Content starts

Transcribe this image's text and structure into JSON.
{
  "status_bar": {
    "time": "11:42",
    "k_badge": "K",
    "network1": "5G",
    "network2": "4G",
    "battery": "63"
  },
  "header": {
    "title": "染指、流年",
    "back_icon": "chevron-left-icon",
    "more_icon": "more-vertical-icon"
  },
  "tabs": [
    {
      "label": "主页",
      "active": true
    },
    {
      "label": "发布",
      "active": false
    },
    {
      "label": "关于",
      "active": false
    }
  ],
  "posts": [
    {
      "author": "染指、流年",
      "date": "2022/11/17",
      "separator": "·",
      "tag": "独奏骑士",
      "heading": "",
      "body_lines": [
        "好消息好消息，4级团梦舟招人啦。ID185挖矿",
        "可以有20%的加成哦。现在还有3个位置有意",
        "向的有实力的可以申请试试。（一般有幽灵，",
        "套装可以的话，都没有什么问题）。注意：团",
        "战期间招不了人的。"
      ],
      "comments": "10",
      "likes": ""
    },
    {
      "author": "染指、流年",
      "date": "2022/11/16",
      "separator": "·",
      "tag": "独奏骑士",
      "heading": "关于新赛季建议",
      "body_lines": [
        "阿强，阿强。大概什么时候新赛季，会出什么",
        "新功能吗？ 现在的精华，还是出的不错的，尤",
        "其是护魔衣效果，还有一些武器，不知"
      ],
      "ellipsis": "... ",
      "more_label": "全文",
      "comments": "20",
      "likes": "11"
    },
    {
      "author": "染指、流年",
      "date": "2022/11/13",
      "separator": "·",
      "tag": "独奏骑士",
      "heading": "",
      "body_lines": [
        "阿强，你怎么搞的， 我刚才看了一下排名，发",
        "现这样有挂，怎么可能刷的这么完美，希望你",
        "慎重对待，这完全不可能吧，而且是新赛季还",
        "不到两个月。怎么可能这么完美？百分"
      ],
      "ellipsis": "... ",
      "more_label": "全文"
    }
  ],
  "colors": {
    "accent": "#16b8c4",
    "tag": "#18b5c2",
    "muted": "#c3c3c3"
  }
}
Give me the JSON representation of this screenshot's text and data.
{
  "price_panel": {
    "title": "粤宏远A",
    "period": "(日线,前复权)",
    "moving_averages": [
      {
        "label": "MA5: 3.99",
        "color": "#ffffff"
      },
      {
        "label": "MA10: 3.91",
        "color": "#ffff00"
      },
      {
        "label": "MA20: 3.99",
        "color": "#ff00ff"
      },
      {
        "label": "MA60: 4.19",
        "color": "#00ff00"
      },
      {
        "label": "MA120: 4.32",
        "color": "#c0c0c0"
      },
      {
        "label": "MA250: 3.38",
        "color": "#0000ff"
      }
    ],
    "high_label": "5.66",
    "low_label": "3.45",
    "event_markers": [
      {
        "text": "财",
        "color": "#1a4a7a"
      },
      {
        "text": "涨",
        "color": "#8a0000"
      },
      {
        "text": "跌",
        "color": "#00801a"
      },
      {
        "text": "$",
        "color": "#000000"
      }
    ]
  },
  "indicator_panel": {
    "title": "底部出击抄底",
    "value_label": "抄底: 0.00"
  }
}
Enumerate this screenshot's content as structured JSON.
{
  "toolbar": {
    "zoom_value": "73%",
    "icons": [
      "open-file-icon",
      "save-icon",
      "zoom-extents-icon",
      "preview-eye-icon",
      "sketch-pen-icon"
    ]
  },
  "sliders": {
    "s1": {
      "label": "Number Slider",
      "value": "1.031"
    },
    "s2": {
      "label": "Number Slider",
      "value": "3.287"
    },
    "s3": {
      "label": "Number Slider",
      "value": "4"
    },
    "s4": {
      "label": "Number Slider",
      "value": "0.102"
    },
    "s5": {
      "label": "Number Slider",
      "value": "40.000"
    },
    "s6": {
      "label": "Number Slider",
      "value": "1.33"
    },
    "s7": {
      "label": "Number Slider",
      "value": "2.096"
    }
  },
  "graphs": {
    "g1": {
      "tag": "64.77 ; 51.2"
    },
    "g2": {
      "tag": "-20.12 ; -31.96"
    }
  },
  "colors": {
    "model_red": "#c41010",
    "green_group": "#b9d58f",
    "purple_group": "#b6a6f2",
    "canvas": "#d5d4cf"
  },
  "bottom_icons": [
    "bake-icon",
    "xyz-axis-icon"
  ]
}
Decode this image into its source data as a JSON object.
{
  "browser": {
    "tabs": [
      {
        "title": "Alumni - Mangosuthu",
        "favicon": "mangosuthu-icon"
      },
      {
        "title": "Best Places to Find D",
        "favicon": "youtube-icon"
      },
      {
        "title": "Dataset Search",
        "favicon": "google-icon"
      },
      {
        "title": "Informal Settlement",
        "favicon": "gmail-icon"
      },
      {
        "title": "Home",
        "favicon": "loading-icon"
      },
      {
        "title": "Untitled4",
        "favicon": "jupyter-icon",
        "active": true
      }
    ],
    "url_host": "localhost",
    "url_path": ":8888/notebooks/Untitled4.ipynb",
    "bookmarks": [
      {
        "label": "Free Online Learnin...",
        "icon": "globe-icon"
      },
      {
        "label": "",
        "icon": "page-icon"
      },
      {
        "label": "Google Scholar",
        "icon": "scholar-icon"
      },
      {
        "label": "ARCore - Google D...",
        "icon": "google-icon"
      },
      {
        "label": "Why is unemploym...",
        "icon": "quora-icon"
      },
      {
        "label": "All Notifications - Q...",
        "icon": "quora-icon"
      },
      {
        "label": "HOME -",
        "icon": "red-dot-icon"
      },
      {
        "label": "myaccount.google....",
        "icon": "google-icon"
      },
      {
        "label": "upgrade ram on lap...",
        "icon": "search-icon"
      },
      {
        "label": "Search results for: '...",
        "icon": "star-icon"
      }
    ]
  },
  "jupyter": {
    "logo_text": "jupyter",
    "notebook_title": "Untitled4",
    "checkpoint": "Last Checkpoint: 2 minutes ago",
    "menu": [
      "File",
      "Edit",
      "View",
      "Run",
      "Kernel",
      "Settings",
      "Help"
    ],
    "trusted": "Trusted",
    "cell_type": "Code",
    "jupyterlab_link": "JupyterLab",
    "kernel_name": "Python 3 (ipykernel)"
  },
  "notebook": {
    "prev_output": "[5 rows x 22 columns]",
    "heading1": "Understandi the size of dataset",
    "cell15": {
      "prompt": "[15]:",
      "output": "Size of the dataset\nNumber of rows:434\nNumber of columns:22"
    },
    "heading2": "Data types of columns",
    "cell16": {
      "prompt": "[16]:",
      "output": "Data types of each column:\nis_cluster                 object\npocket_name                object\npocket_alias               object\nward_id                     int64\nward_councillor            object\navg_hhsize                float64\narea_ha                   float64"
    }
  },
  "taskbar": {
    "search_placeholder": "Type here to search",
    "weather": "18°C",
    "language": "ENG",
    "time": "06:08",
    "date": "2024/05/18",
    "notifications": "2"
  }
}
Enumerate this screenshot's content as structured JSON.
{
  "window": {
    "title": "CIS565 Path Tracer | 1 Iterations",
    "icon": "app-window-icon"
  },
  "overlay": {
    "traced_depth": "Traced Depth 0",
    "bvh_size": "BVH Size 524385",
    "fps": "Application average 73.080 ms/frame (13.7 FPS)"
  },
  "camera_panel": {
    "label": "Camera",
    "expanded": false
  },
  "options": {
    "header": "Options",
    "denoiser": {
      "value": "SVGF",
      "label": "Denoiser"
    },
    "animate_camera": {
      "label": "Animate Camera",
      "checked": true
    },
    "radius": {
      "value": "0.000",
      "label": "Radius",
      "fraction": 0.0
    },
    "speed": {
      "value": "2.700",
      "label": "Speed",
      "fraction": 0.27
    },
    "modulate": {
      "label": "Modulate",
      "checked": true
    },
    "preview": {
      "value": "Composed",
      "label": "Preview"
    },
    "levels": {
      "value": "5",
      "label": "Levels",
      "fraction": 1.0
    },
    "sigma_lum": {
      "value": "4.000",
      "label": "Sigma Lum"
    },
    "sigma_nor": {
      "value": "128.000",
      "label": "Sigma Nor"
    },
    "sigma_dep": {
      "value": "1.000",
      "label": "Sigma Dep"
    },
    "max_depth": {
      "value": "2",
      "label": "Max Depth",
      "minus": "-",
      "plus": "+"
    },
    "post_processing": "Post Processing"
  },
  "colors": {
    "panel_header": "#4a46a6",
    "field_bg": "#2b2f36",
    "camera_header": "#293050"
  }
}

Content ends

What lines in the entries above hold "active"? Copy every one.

      "active": true
      "active": false
      "active": false
        "active": true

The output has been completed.